If you love strumming your guitar, there may be a way to turn this hobby into a small business.

If you love strumming your guitar, there may be a way to turn this hobby into a small business.

From running on a treadmill to playing the trumpet to writing haikus, there are lots of activities that we all enjoy to get some much-needed relaxation from the everyday stresses of life. So, in the entrepreneurial world, this begs the question: is it possible to turn one of your favorite hobbies into a formal, money-making business venture?

1-800Accountant recommends weighing the following factors to determine if an enjoyable hobby of yours could actually be profitable and perhaps even lead to self-employment:

1. How you will turn a profit

Hobbies are often fun and relaxing, but they may not actually be able to generate revenue for you. Consider how a hobby could make you some money, whether it’s just a little or enough to support yourself financially. For instance, if you like to crochet, is it possible for you to sell some of the blankets you handcraft either online or at local trade shows? If you play country songs on your banjo, could you perform at private parties or festivals? If you have a little-known talent doing something you love that you believe others could benefit from in terms of a product or service, there may be a very viable business opportunity on the table for you.

2. The ideal business entity structure

There are various small business entity structures to choose from if you think your hobby could become something more formal. For example, you may opt to simply perform your trade through an informal sole proprietorship or through a partnership if you have one or more partners. Perhaps going with an LLC would be the best route to take, especially for the limited liability protection it offers.
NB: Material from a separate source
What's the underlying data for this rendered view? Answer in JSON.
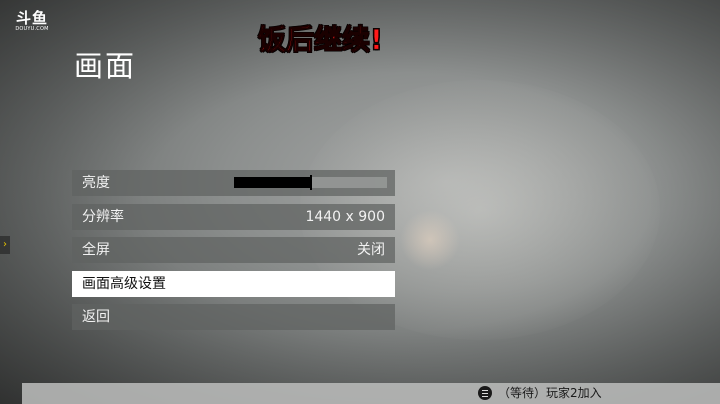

Or, you could even select a C corporation or an S corporation. Regardless of the path you take, it’s a must to consider all of the financial and tax aspects of starting a business, which are unique for each structure.

3. The time commitment

It’s important to determine how much time you would need to run such a small business born out of a hobby. Would you be willing to quit your day job and focus 100% of your professional life on the company? Or would it make more sense to start out working on it part-time while keeping your current position of employment just to see if it is profitable enough? If you simply have no time to manage an enterprise, you may want to think twice about diving into it right now.

4. Your experience in marketing and sales

Draw on any marketing and sales experience you’ve had throughout your professional career. While doing something you love is fantastic, it certainly won’t make you happy when you are not selling the products or services that are the result of an enjoyable hobby. You may have to get some help with these processes by outsourcing them to experts if you lack this experience. Remember that selling anything involves communicating how it can benefit someone. So if you make greeting cards or take care of pets, know your target market, who would buy what you offer, and why they would do so.

1-800Accountant is here for entrepreneurs looking to start their own businesses by pursuing their true passions in life. To learn how the national accounting and business consulting firm can help you turn your hobby into a small business and stay IRS compliant, call 1-888-749-0117 or browse through www.1-800Accountant.

Photo credit: The image of the guitar player is used with permission via the Creative Commons license through Flickr.


Written by Taylor Covey

1-800Accountant's goal is to help new businesses grow. Our team of accounting professionals get small businesses started right by offering t...